**Exercise description**
How many lines in the data below contain the string "Open"? State that number only.

__________________________________________________

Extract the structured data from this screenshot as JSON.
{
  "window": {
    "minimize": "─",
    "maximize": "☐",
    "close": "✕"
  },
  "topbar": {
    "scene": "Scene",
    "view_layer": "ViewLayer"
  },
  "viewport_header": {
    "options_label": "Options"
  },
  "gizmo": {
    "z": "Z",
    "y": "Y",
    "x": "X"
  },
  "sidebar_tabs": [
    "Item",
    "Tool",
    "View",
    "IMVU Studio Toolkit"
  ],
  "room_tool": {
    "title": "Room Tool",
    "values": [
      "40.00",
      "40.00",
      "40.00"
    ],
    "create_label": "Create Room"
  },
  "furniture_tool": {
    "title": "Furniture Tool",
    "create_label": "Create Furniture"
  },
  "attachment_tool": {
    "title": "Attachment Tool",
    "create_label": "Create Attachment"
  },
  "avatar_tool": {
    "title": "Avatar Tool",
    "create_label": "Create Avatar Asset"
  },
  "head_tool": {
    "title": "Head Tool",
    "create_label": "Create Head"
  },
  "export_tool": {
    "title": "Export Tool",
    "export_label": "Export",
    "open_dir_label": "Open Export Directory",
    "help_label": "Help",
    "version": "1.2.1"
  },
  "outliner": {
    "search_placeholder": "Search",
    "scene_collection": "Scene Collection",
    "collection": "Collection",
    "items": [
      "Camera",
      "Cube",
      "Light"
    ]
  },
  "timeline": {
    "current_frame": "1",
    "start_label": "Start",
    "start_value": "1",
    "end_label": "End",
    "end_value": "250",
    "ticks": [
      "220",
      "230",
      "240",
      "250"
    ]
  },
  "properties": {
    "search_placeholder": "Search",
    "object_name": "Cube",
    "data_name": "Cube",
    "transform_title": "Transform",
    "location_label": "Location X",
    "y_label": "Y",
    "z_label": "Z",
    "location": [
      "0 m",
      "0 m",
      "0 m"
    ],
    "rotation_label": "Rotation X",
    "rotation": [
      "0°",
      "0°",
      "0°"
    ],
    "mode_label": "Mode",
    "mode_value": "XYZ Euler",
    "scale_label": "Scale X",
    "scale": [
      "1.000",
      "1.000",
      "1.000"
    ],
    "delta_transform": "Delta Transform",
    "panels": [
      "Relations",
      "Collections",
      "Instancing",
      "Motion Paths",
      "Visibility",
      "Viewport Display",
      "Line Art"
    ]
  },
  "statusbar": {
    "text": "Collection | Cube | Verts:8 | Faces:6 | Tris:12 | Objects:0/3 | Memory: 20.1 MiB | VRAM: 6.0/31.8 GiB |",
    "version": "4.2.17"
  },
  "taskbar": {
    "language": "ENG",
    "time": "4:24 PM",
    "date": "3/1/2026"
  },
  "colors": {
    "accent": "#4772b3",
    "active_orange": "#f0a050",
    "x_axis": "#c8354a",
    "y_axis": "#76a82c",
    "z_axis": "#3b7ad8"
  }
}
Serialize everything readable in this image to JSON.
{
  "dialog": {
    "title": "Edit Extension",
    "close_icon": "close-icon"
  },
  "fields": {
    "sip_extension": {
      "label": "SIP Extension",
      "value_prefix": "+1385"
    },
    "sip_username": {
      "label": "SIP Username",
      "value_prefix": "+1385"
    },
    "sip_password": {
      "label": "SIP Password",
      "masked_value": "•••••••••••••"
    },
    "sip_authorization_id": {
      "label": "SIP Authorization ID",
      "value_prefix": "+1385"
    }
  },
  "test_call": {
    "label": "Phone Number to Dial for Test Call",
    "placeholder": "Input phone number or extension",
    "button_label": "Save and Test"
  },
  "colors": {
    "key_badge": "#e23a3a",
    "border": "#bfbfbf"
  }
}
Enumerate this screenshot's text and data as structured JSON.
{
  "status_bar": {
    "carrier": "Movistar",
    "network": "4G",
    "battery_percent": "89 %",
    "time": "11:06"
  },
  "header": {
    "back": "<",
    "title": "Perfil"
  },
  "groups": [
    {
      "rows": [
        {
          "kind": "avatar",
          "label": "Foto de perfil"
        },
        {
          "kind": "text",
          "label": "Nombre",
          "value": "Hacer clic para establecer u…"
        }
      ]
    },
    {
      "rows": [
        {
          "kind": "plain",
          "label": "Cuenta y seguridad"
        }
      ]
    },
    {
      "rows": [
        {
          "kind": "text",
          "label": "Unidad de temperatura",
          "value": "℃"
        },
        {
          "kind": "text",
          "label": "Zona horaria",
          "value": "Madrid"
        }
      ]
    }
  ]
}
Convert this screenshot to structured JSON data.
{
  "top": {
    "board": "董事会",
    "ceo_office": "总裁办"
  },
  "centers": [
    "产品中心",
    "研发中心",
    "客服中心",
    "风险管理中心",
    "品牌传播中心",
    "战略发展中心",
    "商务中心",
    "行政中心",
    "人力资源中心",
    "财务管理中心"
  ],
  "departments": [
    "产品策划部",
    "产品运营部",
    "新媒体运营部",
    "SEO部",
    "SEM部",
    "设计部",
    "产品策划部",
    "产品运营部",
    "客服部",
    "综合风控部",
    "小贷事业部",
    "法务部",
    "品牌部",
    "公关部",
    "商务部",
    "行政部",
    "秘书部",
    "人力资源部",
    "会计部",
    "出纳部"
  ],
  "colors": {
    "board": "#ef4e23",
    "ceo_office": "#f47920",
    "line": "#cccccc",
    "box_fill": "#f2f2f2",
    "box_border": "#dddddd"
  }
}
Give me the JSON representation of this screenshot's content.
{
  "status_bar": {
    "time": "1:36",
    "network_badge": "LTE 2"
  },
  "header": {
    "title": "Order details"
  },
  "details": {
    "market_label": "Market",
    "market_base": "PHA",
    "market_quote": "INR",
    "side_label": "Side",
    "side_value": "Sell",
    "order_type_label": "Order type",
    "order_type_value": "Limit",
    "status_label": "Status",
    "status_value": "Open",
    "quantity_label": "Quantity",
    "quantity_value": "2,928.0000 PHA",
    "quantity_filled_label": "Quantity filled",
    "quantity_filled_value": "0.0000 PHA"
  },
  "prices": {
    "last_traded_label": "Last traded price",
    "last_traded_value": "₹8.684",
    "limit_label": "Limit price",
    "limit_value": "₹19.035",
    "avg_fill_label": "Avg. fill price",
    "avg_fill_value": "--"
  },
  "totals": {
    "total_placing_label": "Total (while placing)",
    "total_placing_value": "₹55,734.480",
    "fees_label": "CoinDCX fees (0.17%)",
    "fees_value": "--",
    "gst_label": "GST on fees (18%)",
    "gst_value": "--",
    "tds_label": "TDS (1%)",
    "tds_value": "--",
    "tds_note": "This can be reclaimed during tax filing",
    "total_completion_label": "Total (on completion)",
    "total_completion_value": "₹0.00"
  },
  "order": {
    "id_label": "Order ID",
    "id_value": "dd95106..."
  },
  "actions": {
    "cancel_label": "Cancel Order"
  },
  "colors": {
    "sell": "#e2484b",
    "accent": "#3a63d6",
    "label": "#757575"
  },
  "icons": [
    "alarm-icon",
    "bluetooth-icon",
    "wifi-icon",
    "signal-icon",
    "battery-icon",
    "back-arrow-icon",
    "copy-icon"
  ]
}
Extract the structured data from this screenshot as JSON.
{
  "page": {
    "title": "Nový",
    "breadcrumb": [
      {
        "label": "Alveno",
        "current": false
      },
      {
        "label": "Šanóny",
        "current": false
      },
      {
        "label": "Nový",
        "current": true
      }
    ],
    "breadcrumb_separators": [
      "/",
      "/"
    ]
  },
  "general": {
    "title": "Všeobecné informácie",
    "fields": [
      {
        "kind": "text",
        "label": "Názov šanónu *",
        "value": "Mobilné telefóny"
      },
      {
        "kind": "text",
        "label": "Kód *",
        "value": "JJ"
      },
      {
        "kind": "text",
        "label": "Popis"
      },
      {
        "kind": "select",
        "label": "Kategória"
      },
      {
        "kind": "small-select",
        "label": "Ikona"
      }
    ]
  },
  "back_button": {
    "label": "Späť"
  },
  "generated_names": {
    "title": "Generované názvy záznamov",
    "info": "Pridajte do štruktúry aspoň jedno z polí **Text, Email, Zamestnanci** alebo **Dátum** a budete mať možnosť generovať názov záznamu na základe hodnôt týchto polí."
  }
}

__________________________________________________

**Reply to the task**
2